The other big limitation is that Aurora Postgres has limited space for handling large sorts or indexing operations. Regular Postgres uses a directory, pgsql_tmp, in a tablespace to store temporary heap results for sorts and indexes too big to fit in work_mem (which by default is 2gb). This can be as big as your filesystem allows. If, for example, I have 500gb free in my tablespace, I have no trouble sorting an entire 150gb table into an arbitrary order then exporting it to an external consumer.
But remember, Aurora Postgres doesn't have a filesystem for its tablespace. It has a block store. Instead, Aurora Postgres instances that are doing large sorts or indexing large files use local storage, which is currently 2x the size of memory. That is, if an Aurora database instance has 72gb of memory, you only have 144gb of temporary space. Good luck sorting that 150gb table.
What this means for me is that Aurora Postgres has some interesting scalability limits when dealing with very large data sets. I'm currently managing about 2 billion rows in Postgres.
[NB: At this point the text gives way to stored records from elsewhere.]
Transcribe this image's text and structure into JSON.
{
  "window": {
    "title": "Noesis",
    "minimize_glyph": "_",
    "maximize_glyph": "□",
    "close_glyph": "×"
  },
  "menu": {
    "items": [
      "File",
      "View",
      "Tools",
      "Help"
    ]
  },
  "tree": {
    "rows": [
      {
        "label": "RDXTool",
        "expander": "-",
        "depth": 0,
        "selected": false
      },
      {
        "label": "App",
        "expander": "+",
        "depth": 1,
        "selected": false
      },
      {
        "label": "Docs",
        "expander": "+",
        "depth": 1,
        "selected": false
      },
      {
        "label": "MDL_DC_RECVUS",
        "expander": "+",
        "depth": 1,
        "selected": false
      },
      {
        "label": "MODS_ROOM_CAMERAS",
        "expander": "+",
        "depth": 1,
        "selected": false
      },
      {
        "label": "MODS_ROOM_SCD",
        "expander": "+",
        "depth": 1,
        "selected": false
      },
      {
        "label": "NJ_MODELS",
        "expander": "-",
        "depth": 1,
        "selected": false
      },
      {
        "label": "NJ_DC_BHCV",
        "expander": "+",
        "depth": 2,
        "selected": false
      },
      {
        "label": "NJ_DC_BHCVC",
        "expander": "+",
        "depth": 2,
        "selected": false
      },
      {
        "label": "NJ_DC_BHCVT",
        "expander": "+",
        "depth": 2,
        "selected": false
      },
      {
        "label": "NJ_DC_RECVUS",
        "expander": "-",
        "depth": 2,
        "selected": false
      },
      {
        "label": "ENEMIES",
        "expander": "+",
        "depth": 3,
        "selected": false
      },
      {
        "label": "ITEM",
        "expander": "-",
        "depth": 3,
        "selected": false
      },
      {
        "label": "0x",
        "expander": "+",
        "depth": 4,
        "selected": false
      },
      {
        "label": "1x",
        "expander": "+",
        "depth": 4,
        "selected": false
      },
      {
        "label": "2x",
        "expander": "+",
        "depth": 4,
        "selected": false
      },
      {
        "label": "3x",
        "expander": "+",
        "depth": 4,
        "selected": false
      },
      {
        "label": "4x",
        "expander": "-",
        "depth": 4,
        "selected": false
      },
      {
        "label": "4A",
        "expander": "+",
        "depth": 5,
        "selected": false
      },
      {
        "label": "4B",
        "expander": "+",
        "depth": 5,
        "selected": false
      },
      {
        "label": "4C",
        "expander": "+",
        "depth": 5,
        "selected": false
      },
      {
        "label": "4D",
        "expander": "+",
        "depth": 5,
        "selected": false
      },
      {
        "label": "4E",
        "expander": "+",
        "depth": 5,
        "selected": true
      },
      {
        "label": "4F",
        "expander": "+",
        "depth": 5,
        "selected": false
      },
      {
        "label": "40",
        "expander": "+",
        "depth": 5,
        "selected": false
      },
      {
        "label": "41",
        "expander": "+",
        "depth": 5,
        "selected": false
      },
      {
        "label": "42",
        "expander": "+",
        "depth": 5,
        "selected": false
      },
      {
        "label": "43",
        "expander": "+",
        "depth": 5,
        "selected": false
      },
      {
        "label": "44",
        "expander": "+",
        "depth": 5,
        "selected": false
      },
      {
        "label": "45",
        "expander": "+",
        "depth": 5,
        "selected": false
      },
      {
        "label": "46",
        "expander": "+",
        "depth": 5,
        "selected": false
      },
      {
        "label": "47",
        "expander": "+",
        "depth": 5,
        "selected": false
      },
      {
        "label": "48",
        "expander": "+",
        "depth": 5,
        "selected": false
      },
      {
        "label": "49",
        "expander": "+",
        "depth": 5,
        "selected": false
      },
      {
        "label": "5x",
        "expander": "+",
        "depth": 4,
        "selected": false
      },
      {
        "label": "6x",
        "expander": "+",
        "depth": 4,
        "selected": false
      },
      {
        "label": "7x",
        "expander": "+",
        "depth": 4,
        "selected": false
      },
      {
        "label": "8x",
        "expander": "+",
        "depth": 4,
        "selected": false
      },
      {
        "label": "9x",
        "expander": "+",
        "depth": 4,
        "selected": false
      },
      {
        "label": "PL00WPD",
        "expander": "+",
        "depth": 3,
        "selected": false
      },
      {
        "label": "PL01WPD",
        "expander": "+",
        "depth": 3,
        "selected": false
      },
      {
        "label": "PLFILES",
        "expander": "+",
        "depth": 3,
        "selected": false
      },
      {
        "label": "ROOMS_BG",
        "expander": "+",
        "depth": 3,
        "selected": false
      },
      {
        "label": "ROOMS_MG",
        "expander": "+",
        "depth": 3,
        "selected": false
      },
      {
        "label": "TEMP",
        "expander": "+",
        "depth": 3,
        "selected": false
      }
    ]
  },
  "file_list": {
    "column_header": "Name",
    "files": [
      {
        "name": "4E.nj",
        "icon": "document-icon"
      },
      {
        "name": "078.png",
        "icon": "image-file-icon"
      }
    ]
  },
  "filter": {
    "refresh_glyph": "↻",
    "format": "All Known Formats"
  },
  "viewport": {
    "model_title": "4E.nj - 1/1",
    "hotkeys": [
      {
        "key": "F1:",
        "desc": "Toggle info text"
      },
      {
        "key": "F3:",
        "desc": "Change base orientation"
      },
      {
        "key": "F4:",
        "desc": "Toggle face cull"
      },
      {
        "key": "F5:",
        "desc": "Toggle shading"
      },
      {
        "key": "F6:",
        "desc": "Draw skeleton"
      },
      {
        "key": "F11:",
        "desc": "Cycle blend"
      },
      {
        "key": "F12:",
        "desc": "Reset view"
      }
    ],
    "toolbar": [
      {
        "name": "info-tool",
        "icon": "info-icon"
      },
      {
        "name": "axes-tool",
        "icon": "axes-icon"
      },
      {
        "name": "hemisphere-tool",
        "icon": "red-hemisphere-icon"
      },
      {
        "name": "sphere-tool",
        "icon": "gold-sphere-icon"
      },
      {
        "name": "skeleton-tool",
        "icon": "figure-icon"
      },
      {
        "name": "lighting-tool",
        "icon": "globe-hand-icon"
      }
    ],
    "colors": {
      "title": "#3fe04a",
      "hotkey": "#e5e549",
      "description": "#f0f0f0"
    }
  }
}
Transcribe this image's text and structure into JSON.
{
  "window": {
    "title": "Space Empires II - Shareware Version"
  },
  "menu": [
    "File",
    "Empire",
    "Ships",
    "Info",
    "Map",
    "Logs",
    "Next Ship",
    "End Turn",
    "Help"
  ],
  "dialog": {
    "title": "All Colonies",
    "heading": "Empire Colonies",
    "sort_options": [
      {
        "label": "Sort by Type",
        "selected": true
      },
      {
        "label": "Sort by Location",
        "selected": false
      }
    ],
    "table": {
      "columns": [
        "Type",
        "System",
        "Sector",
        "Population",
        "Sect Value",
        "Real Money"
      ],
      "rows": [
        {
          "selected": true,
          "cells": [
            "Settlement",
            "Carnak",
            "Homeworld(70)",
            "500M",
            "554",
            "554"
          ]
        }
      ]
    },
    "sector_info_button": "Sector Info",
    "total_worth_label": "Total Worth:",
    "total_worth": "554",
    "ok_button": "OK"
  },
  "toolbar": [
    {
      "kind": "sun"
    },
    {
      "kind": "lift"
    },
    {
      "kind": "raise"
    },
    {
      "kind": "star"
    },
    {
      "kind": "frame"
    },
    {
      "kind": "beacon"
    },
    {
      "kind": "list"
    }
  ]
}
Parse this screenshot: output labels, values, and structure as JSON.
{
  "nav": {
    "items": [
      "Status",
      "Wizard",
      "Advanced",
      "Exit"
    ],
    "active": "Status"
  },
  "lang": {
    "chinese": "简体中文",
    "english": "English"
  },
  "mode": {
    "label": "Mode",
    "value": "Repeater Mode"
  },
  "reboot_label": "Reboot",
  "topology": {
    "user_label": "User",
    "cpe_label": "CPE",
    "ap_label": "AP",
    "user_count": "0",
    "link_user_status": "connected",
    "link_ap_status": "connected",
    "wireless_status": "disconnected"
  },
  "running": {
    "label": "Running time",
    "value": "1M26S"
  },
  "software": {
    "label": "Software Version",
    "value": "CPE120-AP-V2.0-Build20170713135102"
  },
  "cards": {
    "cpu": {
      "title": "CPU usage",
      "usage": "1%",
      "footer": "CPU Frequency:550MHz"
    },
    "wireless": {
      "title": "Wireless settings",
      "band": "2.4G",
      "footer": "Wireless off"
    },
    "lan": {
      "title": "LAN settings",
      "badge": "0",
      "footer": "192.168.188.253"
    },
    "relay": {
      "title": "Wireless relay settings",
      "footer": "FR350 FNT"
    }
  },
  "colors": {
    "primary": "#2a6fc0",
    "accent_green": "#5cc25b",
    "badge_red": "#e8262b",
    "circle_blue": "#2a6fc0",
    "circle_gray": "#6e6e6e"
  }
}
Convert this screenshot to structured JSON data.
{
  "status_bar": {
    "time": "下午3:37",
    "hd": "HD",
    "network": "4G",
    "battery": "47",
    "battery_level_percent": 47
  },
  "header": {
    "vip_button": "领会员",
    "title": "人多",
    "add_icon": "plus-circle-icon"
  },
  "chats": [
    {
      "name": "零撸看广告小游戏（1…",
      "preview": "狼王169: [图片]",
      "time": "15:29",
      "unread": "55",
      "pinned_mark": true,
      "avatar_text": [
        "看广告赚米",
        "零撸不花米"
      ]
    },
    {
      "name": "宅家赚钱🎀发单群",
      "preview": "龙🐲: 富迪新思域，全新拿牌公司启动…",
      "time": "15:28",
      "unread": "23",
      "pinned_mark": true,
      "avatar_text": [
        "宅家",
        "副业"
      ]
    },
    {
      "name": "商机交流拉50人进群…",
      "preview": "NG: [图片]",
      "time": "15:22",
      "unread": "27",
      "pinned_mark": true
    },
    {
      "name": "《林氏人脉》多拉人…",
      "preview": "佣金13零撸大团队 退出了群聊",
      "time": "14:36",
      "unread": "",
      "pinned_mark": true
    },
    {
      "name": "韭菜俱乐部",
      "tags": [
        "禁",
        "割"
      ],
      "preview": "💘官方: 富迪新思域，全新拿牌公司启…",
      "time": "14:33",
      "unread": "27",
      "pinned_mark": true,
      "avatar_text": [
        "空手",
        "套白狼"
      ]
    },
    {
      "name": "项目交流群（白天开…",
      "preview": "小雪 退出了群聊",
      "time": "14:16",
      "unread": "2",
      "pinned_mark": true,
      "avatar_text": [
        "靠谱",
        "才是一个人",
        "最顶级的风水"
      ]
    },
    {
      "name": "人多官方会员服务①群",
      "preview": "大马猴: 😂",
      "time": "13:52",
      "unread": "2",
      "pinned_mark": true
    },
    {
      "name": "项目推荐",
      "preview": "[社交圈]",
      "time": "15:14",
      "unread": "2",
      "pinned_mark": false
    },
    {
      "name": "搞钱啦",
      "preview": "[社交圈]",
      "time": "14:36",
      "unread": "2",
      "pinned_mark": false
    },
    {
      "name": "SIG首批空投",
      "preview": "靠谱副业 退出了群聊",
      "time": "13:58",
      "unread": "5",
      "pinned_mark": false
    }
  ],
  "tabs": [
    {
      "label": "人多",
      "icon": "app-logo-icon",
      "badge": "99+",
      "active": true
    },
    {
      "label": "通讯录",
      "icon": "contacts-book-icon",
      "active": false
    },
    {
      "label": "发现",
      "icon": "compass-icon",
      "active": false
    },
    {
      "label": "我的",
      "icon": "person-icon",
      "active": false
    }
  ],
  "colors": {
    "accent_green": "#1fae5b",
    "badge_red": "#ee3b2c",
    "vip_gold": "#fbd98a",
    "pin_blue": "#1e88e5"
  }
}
Needless to say, this requires a lot of very large indexes in order to segment this data space into usable consumable subsets. Creating these indexes is a slow and tedious problem on Aurora Postgres because you have to do them one at a time, you can't do them in parallel, due to the lack of temporary space to use for the sort heaps. And if I'm querying and sorting significant subsets of this database, again Aurora Postgres has some serious limits due to the inability to expand pgsql_tmp.
My guess is that people who are dealing with much fewer rows, but who are querying those rows with much greater frequency, will have a more successful experience with Aurora Postgres. But then they'll run into the IOPS costs. Basically, to get the same IOPS that would cost me $1200/month on EBS, I'd end up paying around $4,000/month on Aurora.
So: What's the point of Aurora? Aurora does have a couple of positives. You can create additional read replicas virtually instantly, since they're just pointed at the same shared block storage. Failover simply happens, and happens almost instantly. And from a management point of view, Aurora makes the database administrator's job far simpler since you no longer have to closely monitor your tablespaces and expand your block storage as needed (and reallocate tables and indexes across multiple tablespaces using pg_repack) in order to handle growing your dataset. Still, in its current state of development, given its limitations and high costs compared to running your own cluster, I really cannot recommend Aurora Postgres.